Your objective
Reproduce the records without their pictures, keeping every word as it is.

Records for the exercise
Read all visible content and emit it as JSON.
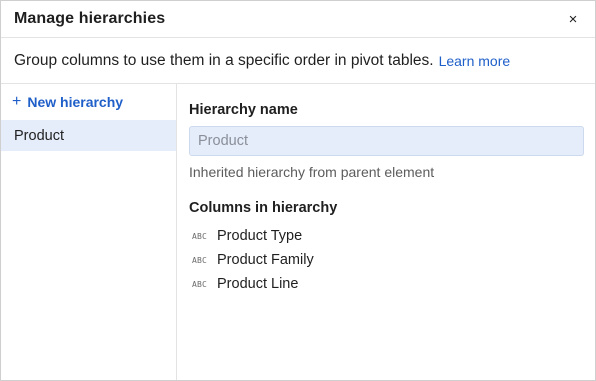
{
  "dialog": {
    "title": "Manage hierarchies",
    "close_icon": "×"
  },
  "description": {
    "text": "Group columns to use them in a specific order in pivot tables.",
    "link": "Learn more"
  },
  "sidebar": {
    "new_button_icon": "+",
    "new_button_label": "New hierarchy",
    "items": [
      {
        "label": "Product",
        "selected": true
      }
    ]
  },
  "details": {
    "name_label": "Hierarchy name",
    "name_placeholder": "Product",
    "hint": "Inherited hierarchy from parent element",
    "columns_label": "Columns in hierarchy",
    "columns": [
      {
        "type_icon": "ABC",
        "name": "Product Type"
      },
      {
        "type_icon": "ABC",
        "name": "Product Family"
      },
      {
        "type_icon": "ABC",
        "name": "Product Line"
      }
    ]
  },
  "colors": {
    "accent": "#1f5fc9",
    "selected_bg": "#e5edfb"
  }
}
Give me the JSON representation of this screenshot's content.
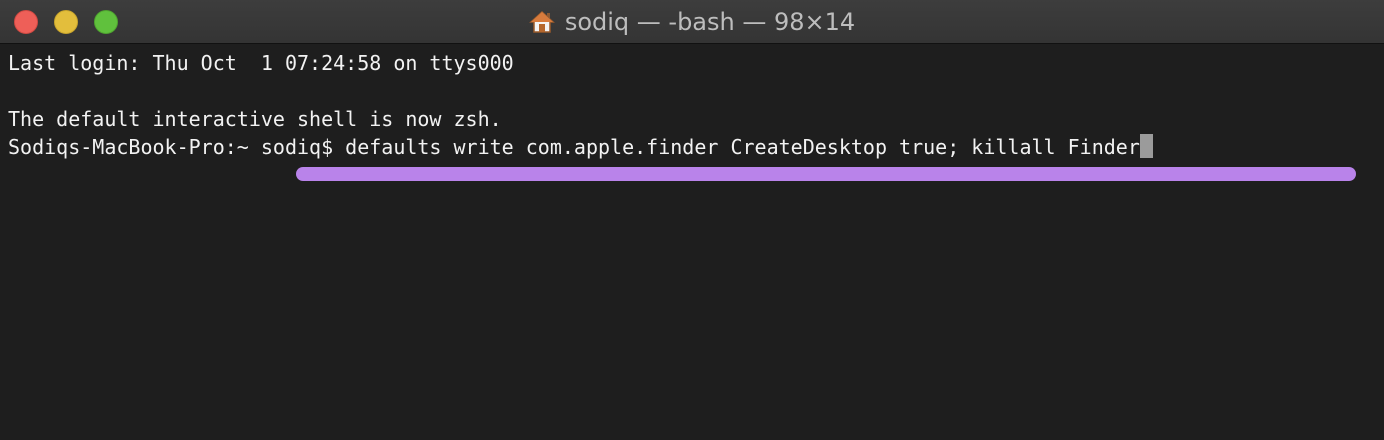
{
  "window": {
    "title": "sodiq — -bash — 98×14",
    "title_icon": "home-icon"
  },
  "terminal": {
    "lines": [
      "Last login: Thu Oct  1 07:24:58 on ttys000",
      "",
      "The default interactive shell is now zsh.",
      "Sodiqs-MacBook-Pro:~ sodiq$ defaults write com.apple.finder CreateDesktop true; killall Finder"
    ]
  },
  "colors": {
    "background": "#1e1e1e",
    "text": "#f2f2f2",
    "highlight": "#b983ea",
    "close": "#ee5f58",
    "minimize": "#e3be3c",
    "zoom": "#60c13d"
  }
}
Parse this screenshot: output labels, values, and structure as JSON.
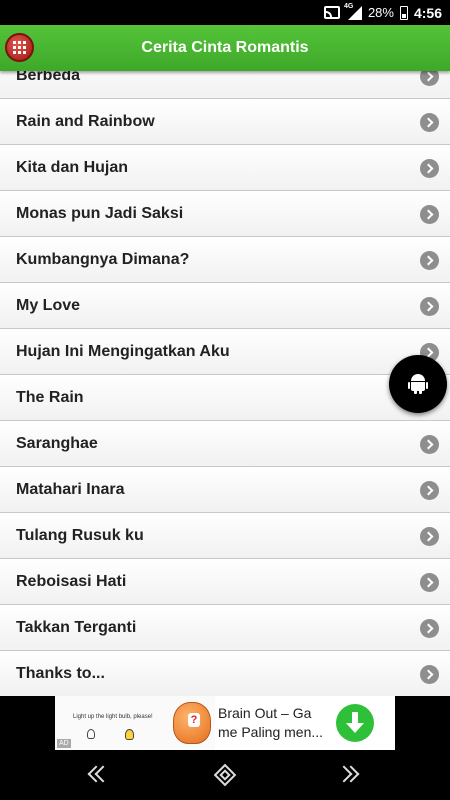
{
  "status": {
    "network": "4G",
    "battery": "28%",
    "time": "4:56"
  },
  "header": {
    "title": "Cerita Cinta Romantis"
  },
  "list": {
    "items": [
      "Berbeda",
      "Rain and Rainbow",
      "Kita dan Hujan",
      "Monas pun Jadi Saksi",
      "Kumbangnya Dimana?",
      "My Love",
      "Hujan Ini Mengingatkan Aku",
      "The Rain",
      "Saranghae",
      "Matahari Inara",
      "Tulang Rusuk ku",
      "Reboisasi Hati",
      "Takkan Terganti",
      "Thanks to..."
    ]
  },
  "ad": {
    "tagline": "Light up the light bulb, please!",
    "badge": "AD",
    "title_line1": "Brain Out – Ga",
    "title_line2": "me Paling men..."
  },
  "colors": {
    "app_bar": "#3ea828",
    "menu_button": "#c0302a",
    "chevron": "#8e8e8e",
    "download": "#2fc03a"
  }
}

Completed exercise
Read all visible content and emit it as JSON.
{
  "dialog": {
    "title": "Manage hierarchies",
    "close_icon": "×"
  },
  "description": {
    "text": "Group columns to use them in a specific order in pivot tables.",
    "link": "Learn more"
  },
  "sidebar": {
    "new_button_icon": "+",
    "new_button_label": "New hierarchy",
    "items": [
      {
        "label": "Product",
        "selected": true
      }
    ]
  },
  "details": {
    "name_label": "Hierarchy name",
    "name_placeholder": "Product",
    "hint": "Inherited hierarchy from parent element",
    "columns_label": "Columns in hierarchy",
    "columns": [
      {
        "type_icon": "ABC",
        "name": "Product Type"
      },
      {
        "type_icon": "ABC",
        "name": "Product Family"
      },
      {
        "type_icon": "ABC",
        "name": "Product Line"
      }
    ]
  },
  "colors": {
    "accent": "#1f5fc9",
    "selected_bg": "#e5edfb"
  }
}
Give me the JSON representation of this screenshot's content.
{
  "window": {
    "title": "sodiq — -bash — 98×14",
    "title_icon": "home-icon"
  },
  "terminal": {
    "lines": [
      "Last login: Thu Oct  1 07:24:58 on ttys000",
      "",
      "The default interactive shell is now zsh.",
      "Sodiqs-MacBook-Pro:~ sodiq$ defaults write com.apple.finder CreateDesktop true; killall Finder"
    ]
  },
  "colors": {
    "background": "#1e1e1e",
    "text": "#f2f2f2",
    "highlight": "#b983ea",
    "close": "#ee5f58",
    "minimize": "#e3be3c",
    "zoom": "#60c13d"
  }
}
Parse this screenshot: output labels, values, and structure as JSON.
{
  "status": {
    "network": "4G",
    "battery": "28%",
    "time": "4:56"
  },
  "header": {
    "title": "Cerita Cinta Romantis"
  },
  "list": {
    "items": [
      "Berbeda",
      "Rain and Rainbow",
      "Kita dan Hujan",
      "Monas pun Jadi Saksi",
      "Kumbangnya Dimana?",
      "My Love",
      "Hujan Ini Mengingatkan Aku",
      "The Rain",
      "Saranghae",
      "Matahari Inara",
      "Tulang Rusuk ku",
      "Reboisasi Hati",
      "Takkan Terganti",
      "Thanks to..."
    ]
  },
  "ad": {
    "tagline": "Light up the light bulb, please!",
    "badge": "AD",
    "title_line1": "Brain Out – Ga",
    "title_line2": "me Paling men..."
  },
  "colors": {
    "app_bar": "#3ea828",
    "menu_button": "#c0302a",
    "chevron": "#8e8e8e",
    "download": "#2fc03a"
  }
}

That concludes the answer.